Once every generation or so, entire fields of law require a full reset. We need to rethink basic premises, ask new questions, and even recast the role of law itself. This moment has come for the law governing migration. Seasoned observers of immigration and refugee law have developed answers to core questions that emerged a generation ago. But their answers often fail to engage coherently with the daunting…
A little-known mechanism instituted to improve judicial accountability and speed up the work of the federal judiciary has led to unintended consequences, many of them unfortunate. Federal district court judges are subject to a soft deadline known as the Six-Month List (the List). By law, every judge’s backlog (cases older than three years and motions…
As robots and artificial intelligence (AI) increase their influence over society, policymakers are increasingly regulating them. But to regulate these technologies, we first need to know what they are. And here we come to a problem. No one has been able to offer a decent definition of robots and AI—not even experts. What’s more, technological…
Queer Eyes Don’t Sympathize: An Empirical Investigation of LGB Identity and Judicial Decision Making
Jared Ham & Chan Tov McNamarah
This Note’s objectives are twofold. First, this Note presents the findings of the first ever empirical analysis of the voting patterns of LGB judges, as compared to heterosexual judges in the United States. Second, this Note considers what role a judge’s LGB identity may play in his or her decision making. Using social science research curated in the context of race and gender, this Note summarizes previous debates concerning other minority statuses and introduces them to the environment of sexual orientation. Informed by prior scholarship on race and gender in judicial decision making, this Note extends the conclusions and principles to consider whether LGB identity should affect decision making and how it may do so.
Corby F. Burger
This Note aims to make two contributions. First, this Note addresses a series of threshold descriptive and normative questions that are mostly unaddressed by scholars, the Restatements of Foreign Relations Law, and the courts: Is the doctrine of foreign-state compulsion available to defend against a territorial discovery order or is the foreign-state compulsion defense limited to extraterritorial acts? How have courts applied the doctrine to territorial discovery, if at all? Should the foreign-state compulsion defense be territorially limited? Second, if the foreign-state compulsion defense is available to defend against a territorial discovery order, how do courts account for the fact that the information is presently located in the United States when applying the doctrine? Should courts account for the present location of ESI, and, if so, how much weight should the present location of data be given in a court’s analysis?
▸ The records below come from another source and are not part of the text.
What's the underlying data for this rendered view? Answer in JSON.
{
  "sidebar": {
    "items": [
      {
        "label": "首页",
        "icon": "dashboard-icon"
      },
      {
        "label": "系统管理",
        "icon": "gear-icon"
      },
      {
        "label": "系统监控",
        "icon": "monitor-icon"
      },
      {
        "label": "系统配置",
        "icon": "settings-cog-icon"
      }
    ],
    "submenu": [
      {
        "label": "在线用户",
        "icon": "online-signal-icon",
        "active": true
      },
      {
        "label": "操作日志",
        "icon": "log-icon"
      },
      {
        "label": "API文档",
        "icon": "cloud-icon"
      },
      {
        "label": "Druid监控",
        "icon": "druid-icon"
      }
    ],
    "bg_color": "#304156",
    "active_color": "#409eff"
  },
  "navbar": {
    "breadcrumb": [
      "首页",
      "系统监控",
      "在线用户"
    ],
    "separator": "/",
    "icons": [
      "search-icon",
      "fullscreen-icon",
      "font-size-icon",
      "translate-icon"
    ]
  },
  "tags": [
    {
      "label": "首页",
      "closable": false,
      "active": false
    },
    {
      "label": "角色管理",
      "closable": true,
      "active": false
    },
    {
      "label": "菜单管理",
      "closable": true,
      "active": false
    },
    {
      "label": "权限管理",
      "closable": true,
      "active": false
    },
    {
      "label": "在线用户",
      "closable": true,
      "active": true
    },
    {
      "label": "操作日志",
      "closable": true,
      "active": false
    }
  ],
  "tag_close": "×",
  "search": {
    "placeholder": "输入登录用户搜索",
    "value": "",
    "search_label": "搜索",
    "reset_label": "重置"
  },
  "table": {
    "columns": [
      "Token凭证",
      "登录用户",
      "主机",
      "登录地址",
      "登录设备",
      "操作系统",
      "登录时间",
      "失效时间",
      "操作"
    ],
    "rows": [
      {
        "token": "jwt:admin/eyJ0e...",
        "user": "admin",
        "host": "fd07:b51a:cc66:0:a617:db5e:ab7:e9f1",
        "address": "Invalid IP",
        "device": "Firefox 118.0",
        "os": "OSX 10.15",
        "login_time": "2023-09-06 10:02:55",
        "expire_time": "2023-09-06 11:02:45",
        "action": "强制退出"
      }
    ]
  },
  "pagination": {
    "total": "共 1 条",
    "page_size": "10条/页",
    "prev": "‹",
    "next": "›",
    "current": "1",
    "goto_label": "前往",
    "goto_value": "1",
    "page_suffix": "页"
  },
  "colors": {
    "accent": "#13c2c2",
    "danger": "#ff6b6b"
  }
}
Professor Sonia Katyal’s Article The Paradox of Source Code Secrecy was selected for inclusion in the 2020 edition of the Intellectual Property Law Review, an anthology published annually by Thomson Reuters (West). This article was originally published in 104 Cornell L. Rev. 1183 (2019). Abstract In Lear v. Adkins, the Supreme Court precipitously wrote, “federal…
Two Cornell articles are selected as among the best 2019 corporate and securities articles in legal journals
Scholars in corporate and securities law were asked to select the best corporate and securities articles from a list of articles published in legal journals during 2019. The following Cornell Law Review articles will be included in the Corporate Practice Comment: Professors Asaf Eckstein and Gideon Parchomovsk’s Article Toward a Horizontal Fiduciary Duty in Corporate…
Professor Michele Goodwin is honored to receive the John Hope Franklin Prize, Honorable Mention for her Article The Thirteenth Amendment: Modern Slavery, Capitalism, and Mass Incarceration, which was published in Cornell Law Review‘s Volume 104. This Article exposes how the institution of slavery persists in the American penal system. The article provides a robust historical…